China’s stainless output was already expected to weaken this year, with Citi forecasting a 0.4% contraction in nickel usage from the sector, which would be the first yearly decline since 2008.
Stainless stocks in China rose 40% to 540,000 tonnes over the course of January, according to Argonaut Securities. (“Nickel: Oversupply Risks”, Feb. 10, 2020).
The Shanghai Futures Exchange’s new stainless contract fell to 12,820 yuan per tonne at the start of February, its lowest level since launch last September.
The virus and the widespread travel restrictions imposed to limit its spread are expected to accentuate both seasonal and cyclical weakness in China’s stainless sector.
The demand hit will be multiplied if China’s nickel pig iron (NPI) producers, who process Indonesian ore, are themselves forced to cut production due to logistics challenges.
Conversely, both stainless and nickel demand will be lifted, if, as widely expected, Beijing at some stage unleashes more stimulus to reinvigorate economic growth.
The virus also directly impacts one of the key supply-side drivers already in play in nickel’s confusing fundamental landscape.
China’s nickel pig iron sector is being closely watched by the market as it tries to gauge the effects of Indonesia’s export ban.
Chinese NPI run rates are expected to decline over the course of 2020 as ore shipments from Indonesia cease and port stocks are drawn down.
Citi is forecasting a 90,000-tonne drop in Chinese production to 490,000 tonnes this year.
Quite evidently, any forecast right now comes with a heightened degree of uncertainty thanks to the coronavirus.
The second core question facing nickel traders is to what extent Indonesia’s own NPI producers can ramp up production to compensate for reduced supply in China.
Indonesia’s ore ban is explicitly designed to push miners down the value-add chain and it has already borne considerable fruit.
The country’s NPI production doubled last year, according to the Ministry of Energy and Mineral Resources, and investment is still pouring into new capacity.

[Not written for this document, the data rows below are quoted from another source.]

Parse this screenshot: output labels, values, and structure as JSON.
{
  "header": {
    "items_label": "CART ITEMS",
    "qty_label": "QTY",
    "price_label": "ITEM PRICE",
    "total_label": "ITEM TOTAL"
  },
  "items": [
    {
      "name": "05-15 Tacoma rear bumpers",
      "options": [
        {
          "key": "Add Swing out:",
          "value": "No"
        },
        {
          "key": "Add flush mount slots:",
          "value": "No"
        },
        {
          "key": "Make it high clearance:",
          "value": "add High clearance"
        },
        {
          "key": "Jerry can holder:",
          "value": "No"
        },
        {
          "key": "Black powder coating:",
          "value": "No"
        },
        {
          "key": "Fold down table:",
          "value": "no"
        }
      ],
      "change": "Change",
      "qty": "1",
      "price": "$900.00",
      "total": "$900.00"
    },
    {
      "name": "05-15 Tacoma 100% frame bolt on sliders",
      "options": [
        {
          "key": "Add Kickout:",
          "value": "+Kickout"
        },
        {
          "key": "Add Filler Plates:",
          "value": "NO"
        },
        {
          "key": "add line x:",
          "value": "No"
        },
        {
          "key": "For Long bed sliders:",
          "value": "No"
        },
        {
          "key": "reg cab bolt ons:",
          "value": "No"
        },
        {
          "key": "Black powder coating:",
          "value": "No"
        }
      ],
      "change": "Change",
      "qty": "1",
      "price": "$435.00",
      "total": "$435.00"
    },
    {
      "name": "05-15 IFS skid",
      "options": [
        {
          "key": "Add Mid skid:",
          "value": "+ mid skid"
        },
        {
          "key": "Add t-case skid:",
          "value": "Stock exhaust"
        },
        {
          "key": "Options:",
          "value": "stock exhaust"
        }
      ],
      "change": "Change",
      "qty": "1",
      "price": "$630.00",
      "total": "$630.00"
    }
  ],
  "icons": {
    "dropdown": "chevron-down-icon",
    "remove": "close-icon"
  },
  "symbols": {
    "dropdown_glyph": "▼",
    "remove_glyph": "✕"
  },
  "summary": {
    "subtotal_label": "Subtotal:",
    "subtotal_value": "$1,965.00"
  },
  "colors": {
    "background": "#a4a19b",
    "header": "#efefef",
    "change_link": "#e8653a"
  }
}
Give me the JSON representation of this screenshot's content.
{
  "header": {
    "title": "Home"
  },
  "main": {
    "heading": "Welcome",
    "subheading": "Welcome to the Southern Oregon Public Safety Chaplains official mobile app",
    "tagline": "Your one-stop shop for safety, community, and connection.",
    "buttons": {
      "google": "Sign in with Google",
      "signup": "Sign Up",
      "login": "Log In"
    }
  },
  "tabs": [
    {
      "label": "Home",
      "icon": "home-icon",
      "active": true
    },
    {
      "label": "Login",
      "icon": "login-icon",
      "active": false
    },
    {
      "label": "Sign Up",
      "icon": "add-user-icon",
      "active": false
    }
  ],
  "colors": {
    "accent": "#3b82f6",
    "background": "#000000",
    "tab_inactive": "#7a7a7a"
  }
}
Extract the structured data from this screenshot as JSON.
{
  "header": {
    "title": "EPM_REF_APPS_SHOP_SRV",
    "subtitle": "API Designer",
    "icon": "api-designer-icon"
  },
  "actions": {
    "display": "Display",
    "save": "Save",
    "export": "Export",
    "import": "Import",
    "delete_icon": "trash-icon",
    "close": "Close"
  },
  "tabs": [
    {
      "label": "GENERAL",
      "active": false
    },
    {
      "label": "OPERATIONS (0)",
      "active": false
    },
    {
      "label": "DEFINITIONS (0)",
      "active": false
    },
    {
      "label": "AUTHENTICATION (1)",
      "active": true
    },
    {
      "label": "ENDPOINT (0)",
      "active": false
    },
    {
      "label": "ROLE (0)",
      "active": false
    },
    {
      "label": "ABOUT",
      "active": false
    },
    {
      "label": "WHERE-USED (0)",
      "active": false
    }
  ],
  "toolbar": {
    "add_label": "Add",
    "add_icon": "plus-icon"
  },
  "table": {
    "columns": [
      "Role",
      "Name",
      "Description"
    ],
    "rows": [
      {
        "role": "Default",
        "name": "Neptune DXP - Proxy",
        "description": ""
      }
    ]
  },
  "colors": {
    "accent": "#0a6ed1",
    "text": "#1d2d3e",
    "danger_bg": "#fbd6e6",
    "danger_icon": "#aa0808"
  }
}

Citi notes “a wide range of views” for Indonesian NPI production this year, ranging from 500,000 to 600,000 tonnes.
This already marks an upwards revision from a consensus at the end of 2019 that it would be between 400,000 and 500,000 tonnes, the bank notes.
Analysts at Wood Mackenzie suggest that the scale of current investment could mean capacity rising to 660,000-800,000 tonnes per year by the end of 2020.
If so, “whatever happens to NPI productivity in China may ultimately prove inconsequential.” (“Uncertainty to cloud global nickel market outlook in 2020,” Jan. 29, 2020)
That may be something of a bearish outlier in a generally bullish analyst consensus, but it illustrates the range of opinion out there.
Nickel remains beholden to the stainless steel cycle, particularly that in China, even though its usage in lithium-ion batteries continues to excite investors.
Batteries, however, still represent a relatively small component of the metal’s usage profile.
Moreover, both battery and broader automotive supply chains have also been heavily disrupted by the coronavirus, meaning negligible short-term offset to any stainless steel sector weakness.
Batteries remain a long-term demand growth driver for nickel. Combined with the Indonesian hit on supply, it is why most analysts, including Citi, remain positive on the metal’s price prospects.
“Lost ore supply is set to drive producer cost inflation, on top of which there is room for speculative positioning to rise ahead of a 2021 refined (metal) deficit,” according to Citi, which is forecasting the price to hit $15,000 per tonne over a 6-12 month time horizon.
However, “nickel prices are likely to remain soft in the near term as the coronavirus pushes back a recovery in Chinese stainless output and the re-stocking of nickel/NPI units,” the bank cautions.
It’s already becoming clear that the coronavirus is going to act as an accelerator in an already volatile mix of price drivers.
Right now the LME price is consolidating after sliding to a six-month low of $12,510 last month. Don’t expect the pause for breath to last long.
($1 = 6.9697 Chinese yuan renminbi)
(By Andy Home; Editing by David Evans)